Iqbal Khan pulled up outside his dead brother’s three-bedroom house. It was dark at eleven thirty. Dinner had been quiet. They’d only mentioned Amin once throughout the meal. Abeer had been the quietest, having been deep in thought.
Julie leaned over and gave Iqbal a kiss on his cheek. She had not felt like eating, however she had forced herself, not wanting to appear rude. Thoughts of Amin had invaded her mind. Everyday she thought of him, every second of every day it felt like.
They’d been organising their wedding the night the Metropolitan Police had broken down the door and aimed several guns at Amin’s head. She’d protested; the police had ignored her cries. They’d proceeded to force him on his front lying down, cuffing him and forcing him into a police car.
The last six months had been the hardest for her. When she’d found out that Amin had been killed she’d collapsed mentally and physically. She’d been bed ridden for three weeks. Her mum and Abeer had persuaded her finally to get out of bed and face the world. It had not been easy: the papers had reported his death and mentioned her name in association with a terrorist plot to infect London’s water supply. Death threats had followed via email and telephone. It didn’t make grieving her loss any easier. Friends and family of the Khan’s disowned them and there were in total twenty people at Amin’s funeral. The press had been there to film it for the world to see.
Time had not healed the wounds. She was still as miserable as when he’d been arrested and wanted it to be over; she’d tried killing herself three times, but had only managed to scratch her wrists. She simply wasn’t brave enough to carry it through, she told herself.
It would be over soon, though.
‘Thanks for the ride, Iqbal, I appreciate it,’ she said as she kissed him on the cheek. She liked the Khans. They were so warm and loving.
‘It’s ok, anything to get out of the house,’ he replied. ‘Sorry it was so sombre in there tonight. Mum was getting better until today.’
‘Six month anniversary. The first anniversary is the worst, so they say,’ she said with a weak smile.
‘So they say,’ he agreed and started the engine. ‘Take care of yourself.’
‘You too,’ she said as she stepped out of the car.
She waved off Iqbal in his red electric Wheeler, turned and walked up the driveway to her front door. She stepped inside, closed the door and walked through to the lounge, switching the lights on. In the kitchen she pressed the messages on her landline and listened as her sister left a message asking for a call back. The second message was from a friend of hers, Sara Hooper, who wanted to meet for lunch one day next week. The third and final message stopped her in her tracks.
‘Julie, it’s me, give me a call on the mobile I gave you, please,’ said the low voice.
Julie immediately rummaged through her handbag and found the cheap and simple Samsung mobile. ‘Hassan, it’s Julie,’ she said as he answered on ring one.
‘Julie, the time has come,’ replied Hassan, serious as ever. ‘The arrangements have been made. June fourth. We’ll meet at my flat on Monday.’
‘I’ll be there,’ replied Julie, relieved to finally know the date. ‘Have you got everything you need? What we talked about?’

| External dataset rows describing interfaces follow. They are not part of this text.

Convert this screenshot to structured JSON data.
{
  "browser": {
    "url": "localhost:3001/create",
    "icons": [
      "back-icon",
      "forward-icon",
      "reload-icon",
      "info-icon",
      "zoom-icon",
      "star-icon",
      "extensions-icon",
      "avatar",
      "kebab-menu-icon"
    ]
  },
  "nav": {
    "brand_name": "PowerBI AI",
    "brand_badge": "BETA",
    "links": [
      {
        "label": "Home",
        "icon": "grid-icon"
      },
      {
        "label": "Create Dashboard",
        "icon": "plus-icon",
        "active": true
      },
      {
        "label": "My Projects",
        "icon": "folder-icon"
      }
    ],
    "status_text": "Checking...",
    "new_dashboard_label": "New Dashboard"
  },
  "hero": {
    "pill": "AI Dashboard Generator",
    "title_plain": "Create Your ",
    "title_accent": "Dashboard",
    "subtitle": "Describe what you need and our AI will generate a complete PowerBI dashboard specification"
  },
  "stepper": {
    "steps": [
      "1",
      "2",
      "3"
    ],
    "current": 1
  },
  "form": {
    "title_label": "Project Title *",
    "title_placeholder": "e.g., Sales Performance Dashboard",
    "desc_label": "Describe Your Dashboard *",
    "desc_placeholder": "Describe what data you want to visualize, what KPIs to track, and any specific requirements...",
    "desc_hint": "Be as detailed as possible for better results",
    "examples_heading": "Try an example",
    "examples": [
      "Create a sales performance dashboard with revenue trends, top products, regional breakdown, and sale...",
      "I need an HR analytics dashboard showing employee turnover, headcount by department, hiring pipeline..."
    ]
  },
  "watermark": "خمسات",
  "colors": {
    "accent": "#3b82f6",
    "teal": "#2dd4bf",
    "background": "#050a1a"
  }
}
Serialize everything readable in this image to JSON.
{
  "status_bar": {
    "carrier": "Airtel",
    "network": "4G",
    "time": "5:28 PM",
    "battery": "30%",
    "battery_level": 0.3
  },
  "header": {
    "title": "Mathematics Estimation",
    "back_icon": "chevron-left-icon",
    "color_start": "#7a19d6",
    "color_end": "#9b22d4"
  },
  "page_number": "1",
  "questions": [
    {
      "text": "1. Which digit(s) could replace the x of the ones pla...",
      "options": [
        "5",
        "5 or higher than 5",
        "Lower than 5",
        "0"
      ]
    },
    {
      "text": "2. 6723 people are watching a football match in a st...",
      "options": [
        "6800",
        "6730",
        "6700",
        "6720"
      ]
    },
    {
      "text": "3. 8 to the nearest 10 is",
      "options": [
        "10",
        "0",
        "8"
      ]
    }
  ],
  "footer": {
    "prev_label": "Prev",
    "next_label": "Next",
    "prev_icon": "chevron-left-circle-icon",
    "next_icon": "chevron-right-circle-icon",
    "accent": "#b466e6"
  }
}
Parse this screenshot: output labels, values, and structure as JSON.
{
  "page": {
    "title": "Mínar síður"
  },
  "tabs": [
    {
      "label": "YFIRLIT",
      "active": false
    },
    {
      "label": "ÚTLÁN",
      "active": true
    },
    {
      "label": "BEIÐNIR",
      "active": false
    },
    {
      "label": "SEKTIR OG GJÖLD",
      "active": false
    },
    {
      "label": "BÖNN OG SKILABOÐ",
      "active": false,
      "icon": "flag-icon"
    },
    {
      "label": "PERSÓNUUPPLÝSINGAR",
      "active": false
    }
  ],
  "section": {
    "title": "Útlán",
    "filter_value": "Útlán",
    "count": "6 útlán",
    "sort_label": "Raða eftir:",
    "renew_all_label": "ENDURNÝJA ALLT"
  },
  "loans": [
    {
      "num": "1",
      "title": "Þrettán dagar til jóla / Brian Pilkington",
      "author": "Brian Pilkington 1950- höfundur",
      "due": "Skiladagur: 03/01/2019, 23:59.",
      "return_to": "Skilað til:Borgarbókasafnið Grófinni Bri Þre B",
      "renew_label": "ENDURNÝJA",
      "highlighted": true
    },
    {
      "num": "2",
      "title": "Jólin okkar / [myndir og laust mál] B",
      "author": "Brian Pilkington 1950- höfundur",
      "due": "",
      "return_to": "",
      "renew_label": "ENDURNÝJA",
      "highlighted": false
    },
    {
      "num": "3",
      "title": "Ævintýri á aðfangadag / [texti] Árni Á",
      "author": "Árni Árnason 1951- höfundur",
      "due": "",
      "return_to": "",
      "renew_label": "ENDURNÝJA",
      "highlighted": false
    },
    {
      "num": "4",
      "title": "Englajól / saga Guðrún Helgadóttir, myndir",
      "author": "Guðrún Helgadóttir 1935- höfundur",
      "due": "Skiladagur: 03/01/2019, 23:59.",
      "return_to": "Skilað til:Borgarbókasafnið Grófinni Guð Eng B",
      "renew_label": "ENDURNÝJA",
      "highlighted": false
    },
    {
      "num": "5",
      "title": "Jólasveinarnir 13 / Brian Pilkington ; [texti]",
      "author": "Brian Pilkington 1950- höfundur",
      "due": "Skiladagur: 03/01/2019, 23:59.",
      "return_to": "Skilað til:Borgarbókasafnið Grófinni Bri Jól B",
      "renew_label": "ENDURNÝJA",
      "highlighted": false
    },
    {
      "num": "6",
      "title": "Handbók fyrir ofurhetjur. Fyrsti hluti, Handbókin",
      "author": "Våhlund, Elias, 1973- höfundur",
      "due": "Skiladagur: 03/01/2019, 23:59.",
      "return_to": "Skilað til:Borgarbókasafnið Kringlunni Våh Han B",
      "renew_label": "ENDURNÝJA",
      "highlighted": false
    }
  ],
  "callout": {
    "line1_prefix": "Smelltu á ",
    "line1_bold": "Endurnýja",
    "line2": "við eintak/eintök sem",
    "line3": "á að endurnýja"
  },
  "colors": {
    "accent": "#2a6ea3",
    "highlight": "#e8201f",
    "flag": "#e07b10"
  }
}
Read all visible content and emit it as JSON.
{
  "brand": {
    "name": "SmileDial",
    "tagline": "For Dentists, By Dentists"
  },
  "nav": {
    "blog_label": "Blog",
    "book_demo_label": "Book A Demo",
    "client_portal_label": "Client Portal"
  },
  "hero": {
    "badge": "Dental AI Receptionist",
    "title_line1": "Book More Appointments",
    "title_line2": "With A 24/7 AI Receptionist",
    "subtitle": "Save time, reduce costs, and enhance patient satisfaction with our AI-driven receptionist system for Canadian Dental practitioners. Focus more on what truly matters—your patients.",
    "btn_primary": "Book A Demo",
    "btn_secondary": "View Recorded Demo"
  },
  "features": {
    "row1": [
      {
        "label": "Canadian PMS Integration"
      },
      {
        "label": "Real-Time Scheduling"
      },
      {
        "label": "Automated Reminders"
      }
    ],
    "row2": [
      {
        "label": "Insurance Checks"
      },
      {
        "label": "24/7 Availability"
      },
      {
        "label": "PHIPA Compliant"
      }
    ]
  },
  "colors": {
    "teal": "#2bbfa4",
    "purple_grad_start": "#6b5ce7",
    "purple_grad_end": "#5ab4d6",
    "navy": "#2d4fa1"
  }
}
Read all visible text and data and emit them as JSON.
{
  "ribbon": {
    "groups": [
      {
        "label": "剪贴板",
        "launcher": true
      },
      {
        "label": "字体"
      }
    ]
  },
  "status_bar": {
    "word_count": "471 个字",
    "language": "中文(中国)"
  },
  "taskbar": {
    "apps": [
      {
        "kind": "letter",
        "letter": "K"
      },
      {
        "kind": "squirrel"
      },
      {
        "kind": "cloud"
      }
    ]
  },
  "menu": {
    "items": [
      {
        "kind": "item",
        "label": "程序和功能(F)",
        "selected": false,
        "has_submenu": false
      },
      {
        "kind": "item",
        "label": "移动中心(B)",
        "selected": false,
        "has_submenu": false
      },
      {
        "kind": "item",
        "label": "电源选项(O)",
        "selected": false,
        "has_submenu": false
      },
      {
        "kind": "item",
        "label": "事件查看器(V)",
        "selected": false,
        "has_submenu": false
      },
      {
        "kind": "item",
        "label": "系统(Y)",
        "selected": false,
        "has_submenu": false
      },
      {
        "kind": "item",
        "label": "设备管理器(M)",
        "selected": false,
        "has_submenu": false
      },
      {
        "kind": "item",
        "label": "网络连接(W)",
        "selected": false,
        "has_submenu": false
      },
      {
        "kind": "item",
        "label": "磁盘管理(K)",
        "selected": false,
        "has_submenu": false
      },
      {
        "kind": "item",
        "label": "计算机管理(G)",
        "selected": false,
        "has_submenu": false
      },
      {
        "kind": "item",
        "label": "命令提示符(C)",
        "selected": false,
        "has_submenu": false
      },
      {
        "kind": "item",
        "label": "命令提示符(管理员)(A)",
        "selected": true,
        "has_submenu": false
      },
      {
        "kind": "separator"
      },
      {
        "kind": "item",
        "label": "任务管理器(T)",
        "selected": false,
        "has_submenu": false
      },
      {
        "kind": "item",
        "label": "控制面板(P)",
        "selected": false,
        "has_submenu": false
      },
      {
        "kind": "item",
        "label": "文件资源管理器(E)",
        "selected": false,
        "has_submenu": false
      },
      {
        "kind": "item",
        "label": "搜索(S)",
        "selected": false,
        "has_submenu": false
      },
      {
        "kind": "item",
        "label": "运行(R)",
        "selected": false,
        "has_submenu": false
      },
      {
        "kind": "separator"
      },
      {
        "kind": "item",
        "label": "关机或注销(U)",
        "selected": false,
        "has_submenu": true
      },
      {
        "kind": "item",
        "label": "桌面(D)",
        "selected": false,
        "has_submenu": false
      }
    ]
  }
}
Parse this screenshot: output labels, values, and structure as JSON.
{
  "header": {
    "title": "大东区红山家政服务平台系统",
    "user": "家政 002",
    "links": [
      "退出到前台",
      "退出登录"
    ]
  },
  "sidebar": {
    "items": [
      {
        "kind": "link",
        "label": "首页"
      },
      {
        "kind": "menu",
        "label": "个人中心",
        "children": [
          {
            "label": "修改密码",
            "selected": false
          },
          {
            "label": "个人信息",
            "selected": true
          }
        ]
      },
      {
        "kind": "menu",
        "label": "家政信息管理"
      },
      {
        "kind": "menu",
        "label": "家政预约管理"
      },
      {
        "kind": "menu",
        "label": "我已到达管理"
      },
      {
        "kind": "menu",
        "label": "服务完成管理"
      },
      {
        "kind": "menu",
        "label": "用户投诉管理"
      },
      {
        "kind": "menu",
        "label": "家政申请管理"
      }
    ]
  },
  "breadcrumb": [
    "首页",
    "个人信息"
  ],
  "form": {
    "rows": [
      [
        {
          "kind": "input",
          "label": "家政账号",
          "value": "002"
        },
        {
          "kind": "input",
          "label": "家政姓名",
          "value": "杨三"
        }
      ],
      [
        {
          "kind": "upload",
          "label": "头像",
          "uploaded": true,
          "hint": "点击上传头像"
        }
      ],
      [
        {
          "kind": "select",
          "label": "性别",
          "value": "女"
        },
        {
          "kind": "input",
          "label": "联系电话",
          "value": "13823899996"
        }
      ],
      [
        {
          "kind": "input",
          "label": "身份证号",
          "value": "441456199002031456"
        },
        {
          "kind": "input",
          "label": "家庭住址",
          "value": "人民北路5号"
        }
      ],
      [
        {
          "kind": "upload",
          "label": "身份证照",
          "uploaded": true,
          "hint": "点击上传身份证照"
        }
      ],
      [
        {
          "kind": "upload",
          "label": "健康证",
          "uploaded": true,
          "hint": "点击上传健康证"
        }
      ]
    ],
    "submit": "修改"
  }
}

‘Everything is ready,’ he replied. ‘Monday at seven; I’ll talk you through it.’
Hassan cut the connection.
Julie put the phone back in her handbag. She smiled genuinely for the first time since Amin’s arrest. She now knew what was going to happen. She knew the chaos and mayhem the country would face, the fear and panic. She would soon be with Amin; Allah had told her so.